Collected data:
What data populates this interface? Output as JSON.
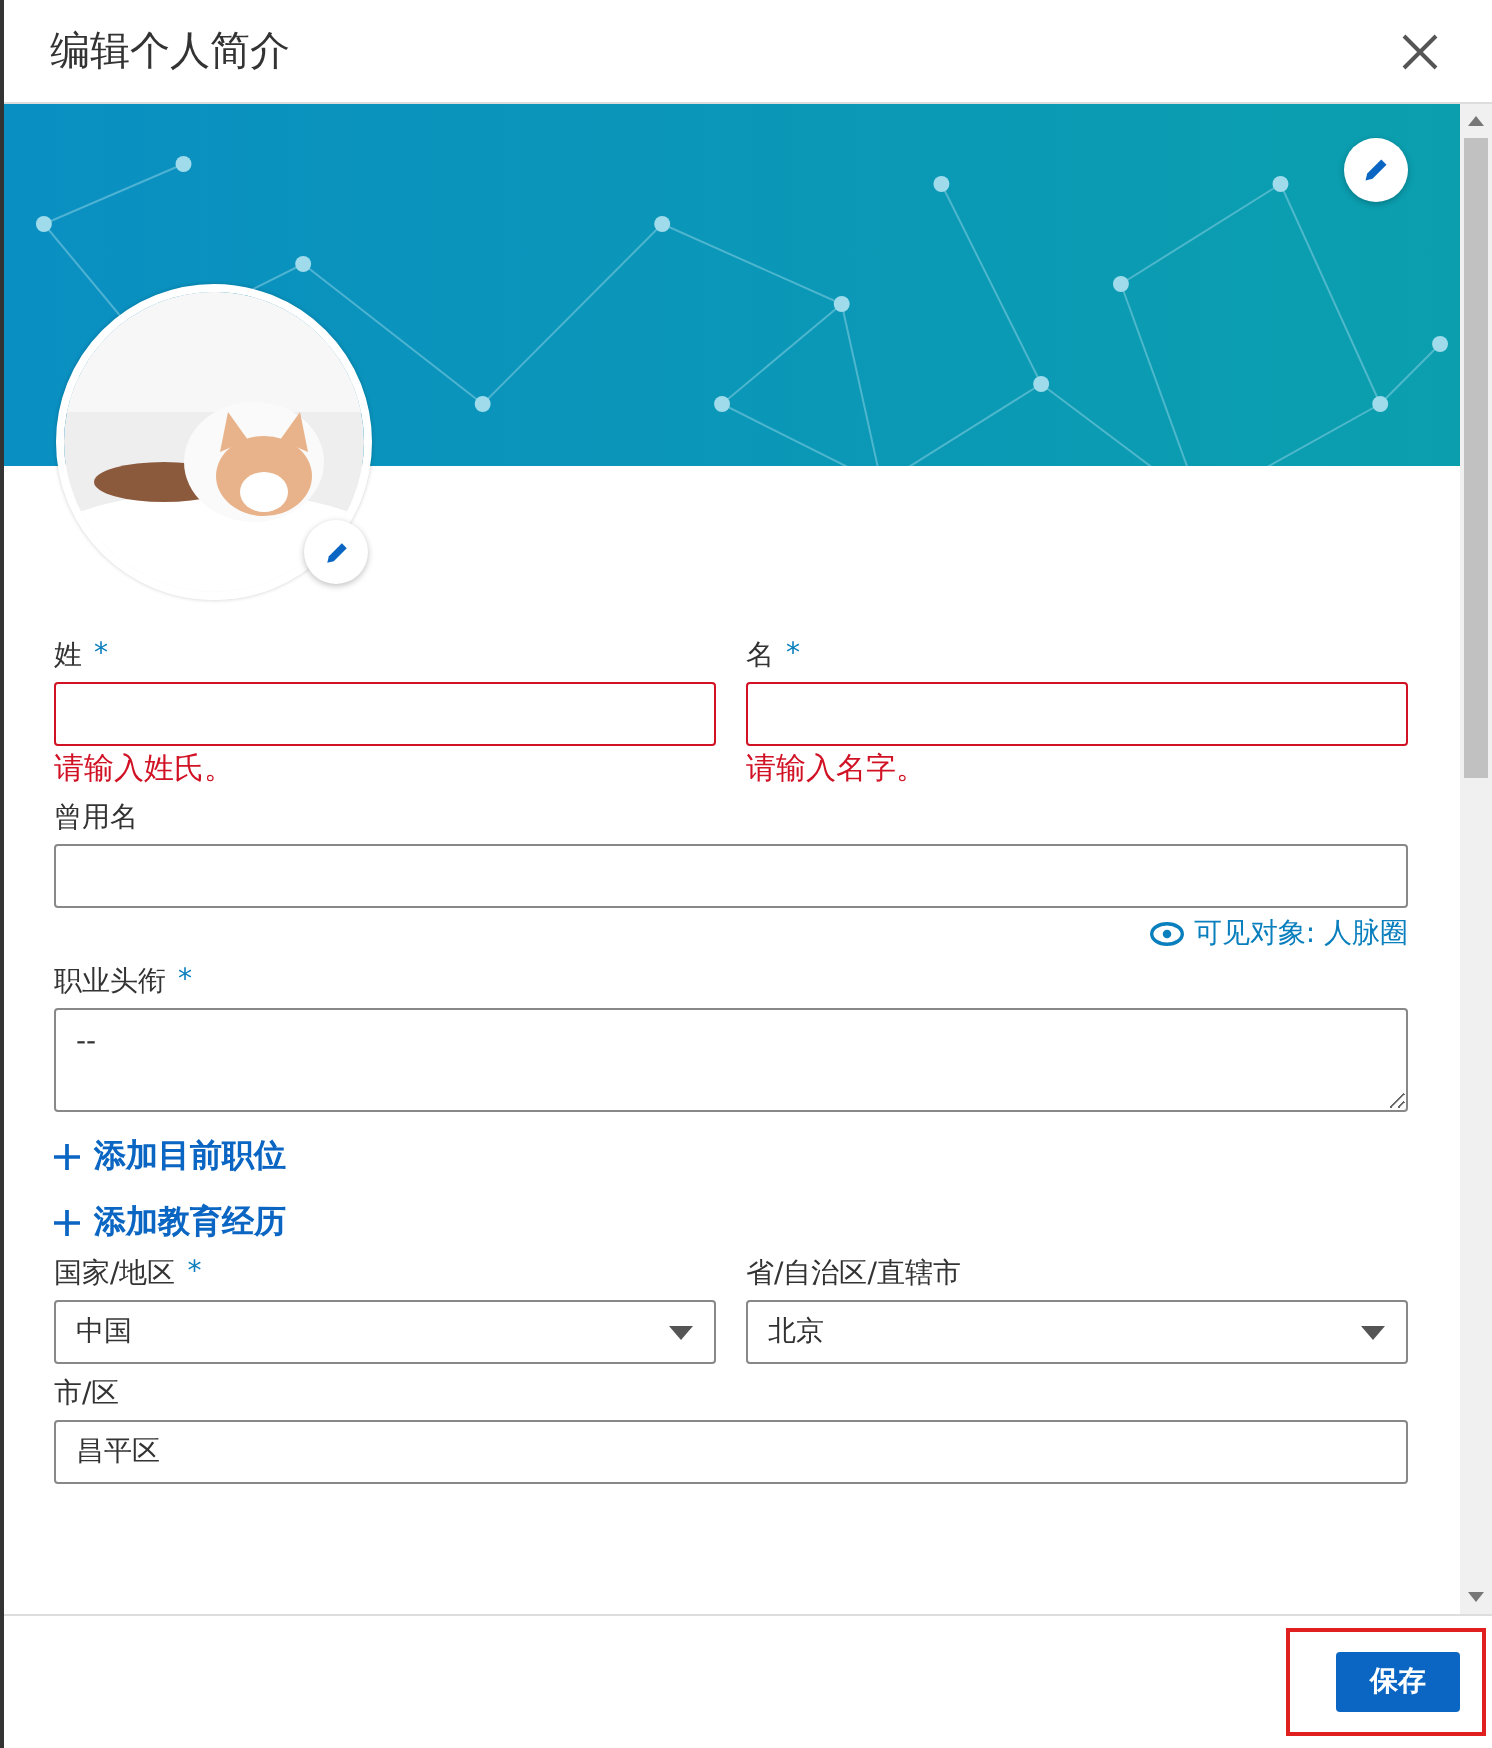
{
  "dialog": {
    "title": "编辑个人简介"
  },
  "form": {
    "items": [
      {
        "kind": "row",
        "fields": [
          {
            "kind": "input",
            "label": "姓",
            "required_mark": "*",
            "invalid": true,
            "error": "请输入姓氏。"
          },
          {
            "kind": "input",
            "label": "名",
            "required_mark": "*",
            "invalid": true,
            "error": "请输入名字。"
          }
        ]
      },
      {
        "kind": "row",
        "fields": [
          {
            "kind": "input",
            "label": "曾用名",
            "invalid": false
          }
        ]
      },
      {
        "kind": "visibility",
        "text": "可见对象: 人脉圈"
      },
      {
        "kind": "row",
        "fields": [
          {
            "kind": "textarea",
            "label": "职业头衔",
            "required_mark": "*",
            "value": "--",
            "invalid": false
          }
        ]
      },
      {
        "kind": "add_link",
        "text": "添加目前职位"
      },
      {
        "kind": "add_link",
        "text": "添加教育经历"
      },
      {
        "kind": "row",
        "fields": [
          {
            "kind": "select",
            "label": "国家/地区",
            "required_mark": "*",
            "value": "中国",
            "invalid": false
          },
          {
            "kind": "select",
            "label": "省/自治区/直辖市",
            "value": "北京",
            "invalid": false
          }
        ]
      },
      {
        "kind": "row",
        "fields": [
          {
            "kind": "input",
            "label": "市/区",
            "value": "昌平区",
            "invalid": false
          }
        ]
      }
    ]
  },
  "footer": {
    "save": "保存"
  }
}
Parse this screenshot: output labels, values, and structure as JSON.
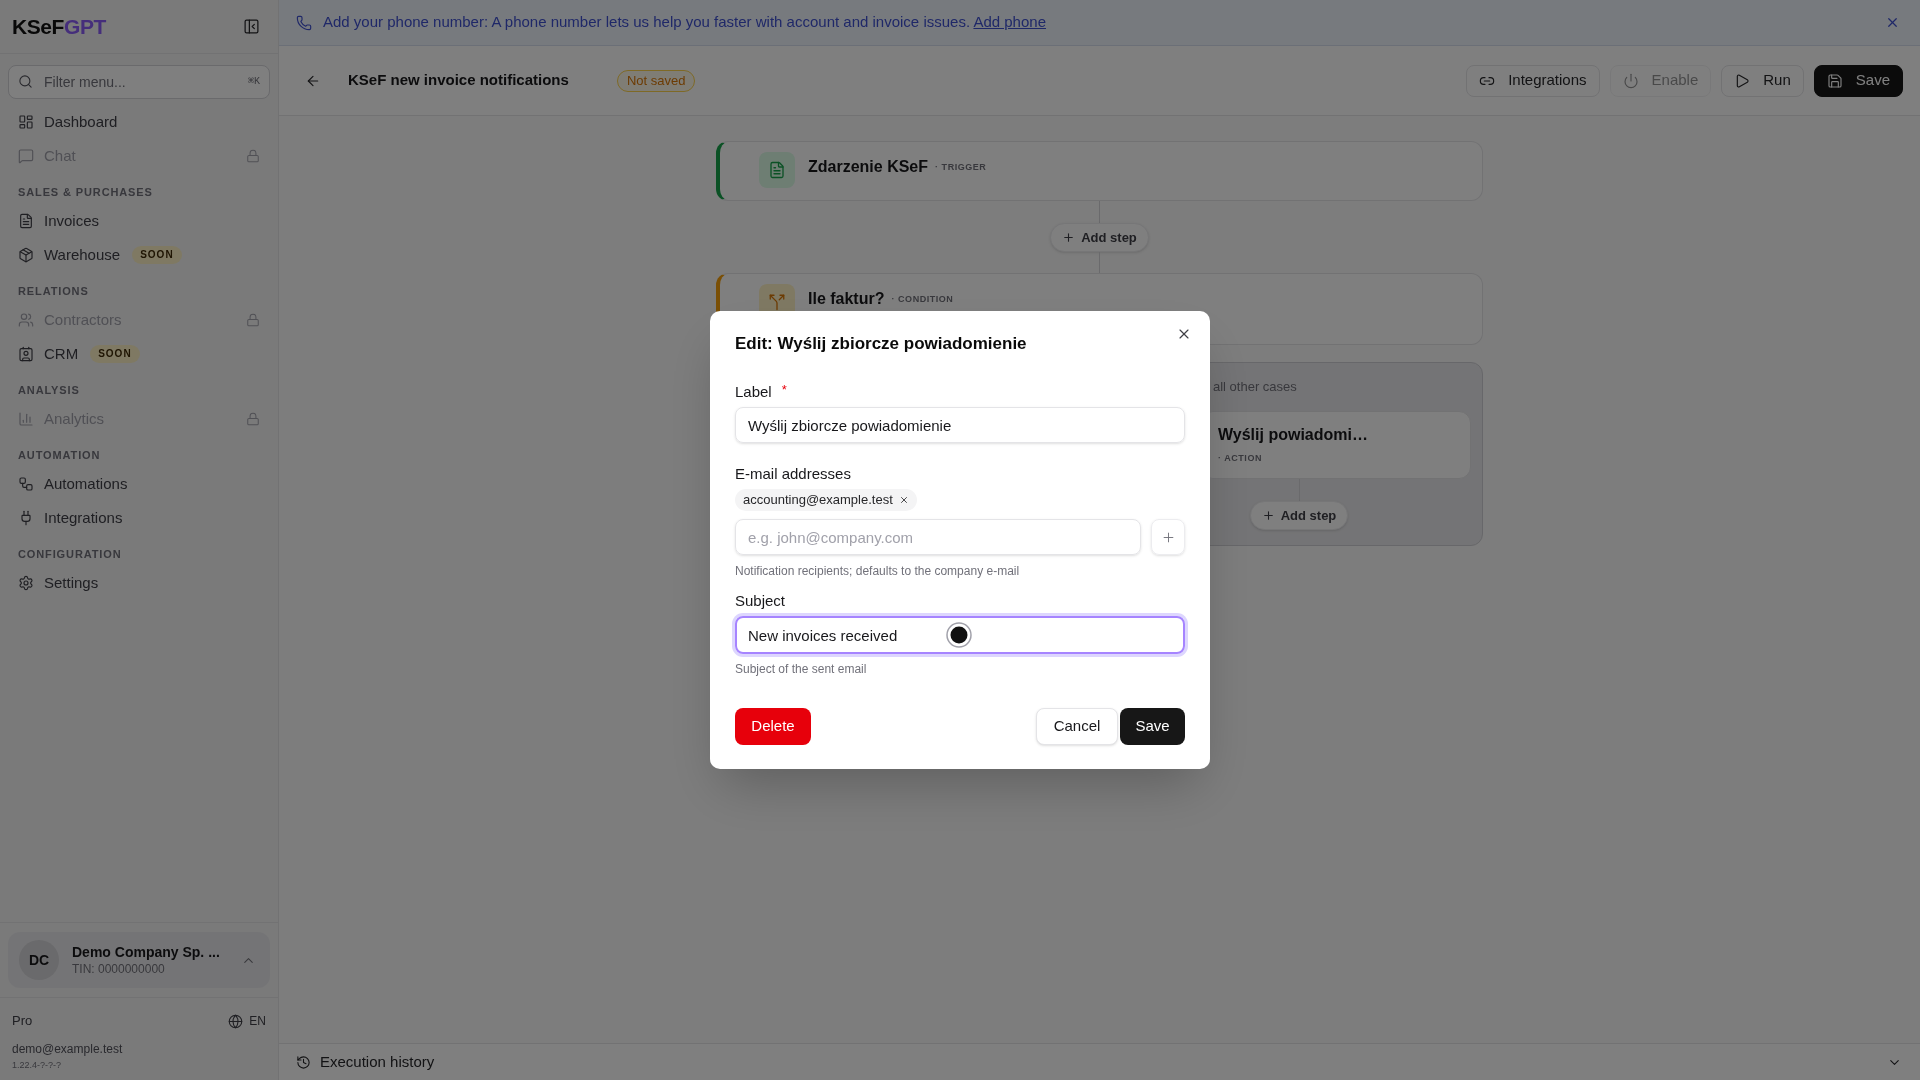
{
  "banner": {
    "message": "Add your phone number: A phone number lets us help you faster with account and invoice issues.",
    "link": "Add phone"
  },
  "sidebar": {
    "logo": {
      "part_1": "KSeF",
      "part_2": "GPT"
    },
    "filter": {
      "placeholder": "Filter menu...",
      "shortcut": "⌘K"
    },
    "sections": [
      {
        "items": [
          {
            "label": "Dashboard",
            "locked": false
          },
          {
            "label": "Chat",
            "locked": true
          }
        ]
      },
      {
        "heading": "SALES & PURCHASES",
        "items": [
          {
            "label": "Invoices",
            "locked": false
          },
          {
            "label": "Warehouse",
            "locked": false,
            "badge": "SOON"
          }
        ]
      },
      {
        "heading": "RELATIONS",
        "items": [
          {
            "label": "Contractors",
            "locked": true
          },
          {
            "label": "CRM",
            "locked": false,
            "badge": "SOON"
          }
        ]
      },
      {
        "heading": "ANALYSIS",
        "items": [
          {
            "label": "Analytics",
            "locked": true
          }
        ]
      },
      {
        "heading": "AUTOMATION",
        "items": [
          {
            "label": "Automations",
            "locked": false
          },
          {
            "label": "Integrations",
            "locked": false
          }
        ]
      },
      {
        "heading": "CONFIGURATION",
        "items": [
          {
            "label": "Settings",
            "locked": false
          }
        ]
      }
    ],
    "company": {
      "initials": "DC",
      "name": "Demo Company Sp. ...",
      "tax_id": "TIN: 0000000000"
    },
    "plan": "Pro",
    "language": "EN",
    "email": "demo@example.test",
    "version": "1.22.4-?-?-?"
  },
  "header": {
    "title": "KSeF new invoice notifications",
    "status": "Not saved",
    "actions": [
      {
        "label": "Integrations",
        "kind": "outline",
        "disabled": false
      },
      {
        "label": "Enable",
        "kind": "outline",
        "disabled": true
      },
      {
        "label": "Run",
        "kind": "outline",
        "disabled": false
      },
      {
        "label": "Save",
        "kind": "primary",
        "disabled": false
      }
    ]
  },
  "canvas": {
    "steps": [
      {
        "kind": "trigger",
        "title": "Zdarzenie KSeF",
        "type": "· TRIGGER"
      },
      {
        "kind": "add_step",
        "label": "Add step"
      },
      {
        "kind": "condition",
        "title": "Ile faktur?",
        "type": "· CONDITION"
      }
    ],
    "branch": {
      "label": "all other cases",
      "card": {
        "title": "Wyślij powiadomi…",
        "type": "· ACTION"
      },
      "add_step": "Add step"
    }
  },
  "dialog": {
    "title": "Edit: Wyślij zbiorcze powiadomienie",
    "label_field": {
      "label": "Label",
      "required_mark": "*",
      "value": "Wyślij zbiorcze powiadomienie"
    },
    "recipients": {
      "label": "E-mail addresses",
      "chips": [
        "accounting@example.test"
      ],
      "placeholder": "e.g. john@company.com",
      "hint": "Notification recipients; defaults to the company e-mail"
    },
    "subject": {
      "label": "Subject",
      "value": "New invoices received",
      "focused": true,
      "hint": "Subject of the sent email"
    },
    "buttons": {
      "delete": "Delete",
      "cancel": "Cancel",
      "save": "Save"
    }
  },
  "footer": {
    "label": "Execution history"
  }
}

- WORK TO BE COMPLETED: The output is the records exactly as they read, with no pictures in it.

- SOLUTION TO THIS EXERCISE:
What data populates this interface? Output as JSON.
{
  "dialog": {
    "title": "编辑个人简介"
  },
  "form": {
    "items": [
      {
        "kind": "row",
        "fields": [
          {
            "kind": "input",
            "label": "姓",
            "required_mark": "*",
            "invalid": true,
            "error": "请输入姓氏。"
          },
          {
            "kind": "input",
            "label": "名",
            "required_mark": "*",
            "invalid": true,
            "error": "请输入名字。"
          }
        ]
      },
      {
        "kind": "row",
        "fields": [
          {
            "kind": "input",
            "label": "曾用名",
            "invalid": false
          }
        ]
      },
      {
        "kind": "visibility",
        "text": "可见对象: 人脉圈"
      },
      {
        "kind": "row",
        "fields": [
          {
            "kind": "textarea",
            "label": "职业头衔",
            "required_mark": "*",
            "value": "--",
            "invalid": false
          }
        ]
      },
      {
        "kind": "add_link",
        "text": "添加目前职位"
      },
      {
        "kind": "add_link",
        "text": "添加教育经历"
      },
      {
        "kind": "row",
        "fields": [
          {
            "kind": "select",
            "label": "国家/地区",
            "required_mark": "*",
            "value": "中国",
            "invalid": false
          },
          {
            "kind": "select",
            "label": "省/自治区/直辖市",
            "value": "北京",
            "invalid": false
          }
        ]
      },
      {
        "kind": "row",
        "fields": [
          {
            "kind": "input",
            "label": "市/区",
            "value": "昌平区",
            "invalid": false
          }
        ]
      }
    ]
  },
  "footer": {
    "save": "保存"
  }
}
Parse this screenshot: output labels, values, and structure as JSON.
{
  "banner": {
    "message": "Add your phone number: A phone number lets us help you faster with account and invoice issues.",
    "link": "Add phone"
  },
  "sidebar": {
    "logo": {
      "part_1": "KSeF",
      "part_2": "GPT"
    },
    "filter": {
      "placeholder": "Filter menu...",
      "shortcut": "⌘K"
    },
    "sections": [
      {
        "items": [
          {
            "label": "Dashboard",
            "locked": false
          },
          {
            "label": "Chat",
            "locked": true
          }
        ]
      },
      {
        "heading": "SALES & PURCHASES",
        "items": [
          {
            "label": "Invoices",
            "locked": false
          },
          {
            "label": "Warehouse",
            "locked": false,
            "badge": "SOON"
          }
        ]
      },
      {
        "heading": "RELATIONS",
        "items": [
          {
            "label": "Contractors",
            "locked": true
          },
          {
            "label": "CRM",
            "locked": false,
            "badge": "SOON"
          }
        ]
      },
      {
        "heading": "ANALYSIS",
        "items": [
          {
            "label": "Analytics",
            "locked": true
          }
        ]
      },
      {
        "heading": "AUTOMATION",
        "items": [
          {
            "label": "Automations",
            "locked": false
          },
          {
            "label": "Integrations",
            "locked": false
          }
        ]
      },
      {
        "heading": "CONFIGURATION",
        "items": [
          {
            "label": "Settings",
            "locked": false
          }
        ]
      }
    ],
    "company": {
      "initials": "DC",
      "name": "Demo Company Sp. ...",
      "tax_id": "TIN: 0000000000"
    },
    "plan": "Pro",
    "language": "EN",
    "email": "demo@example.test",
    "version": "1.22.4-?-?-?"
  },
  "header": {
    "title": "KSeF new invoice notifications",
    "status": "Not saved",
    "actions": [
      {
        "label": "Integrations",
        "kind": "outline",
        "disabled": false
      },
      {
        "label": "Enable",
        "kind": "outline",
        "disabled": true
      },
      {
        "label": "Run",
        "kind": "outline",
        "disabled": false
      },
      {
        "label": "Save",
        "kind": "primary",
        "disabled": false
      }
    ]
  },
  "canvas": {
    "steps": [
      {
        "kind": "trigger",
        "title": "Zdarzenie KSeF",
        "type": "· TRIGGER"
      },
      {
        "kind": "add_step",
        "label": "Add step"
      },
      {
        "kind": "condition",
        "title": "Ile faktur?",
        "type": "· CONDITION"
      }
    ],
    "branch": {
      "label": "all other cases",
      "card": {
        "title": "Wyślij powiadomi…",
        "type": "· ACTION"
      },
      "add_step": "Add step"
    }
  },
  "dialog": {
    "title": "Edit: Wyślij zbiorcze powiadomienie",
    "label_field": {
      "label": "Label",
      "required_mark": "*",
      "value": "Wyślij zbiorcze powiadomienie"
    },
    "recipients": {
      "label": "E-mail addresses",
      "chips": [
        "accounting@example.test"
      ],
      "placeholder": "e.g. john@company.com",
      "hint": "Notification recipients; defaults to the company e-mail"
    },
    "subject": {
      "label": "Subject",
      "value": "New invoices received",
      "focused": true,
      "hint": "Subject of the sent email"
    },
    "buttons": {
      "delete": "Delete",
      "cancel": "Cancel",
      "save": "Save"
    }
  },
  "footer": {
    "label": "Execution history"
  }
}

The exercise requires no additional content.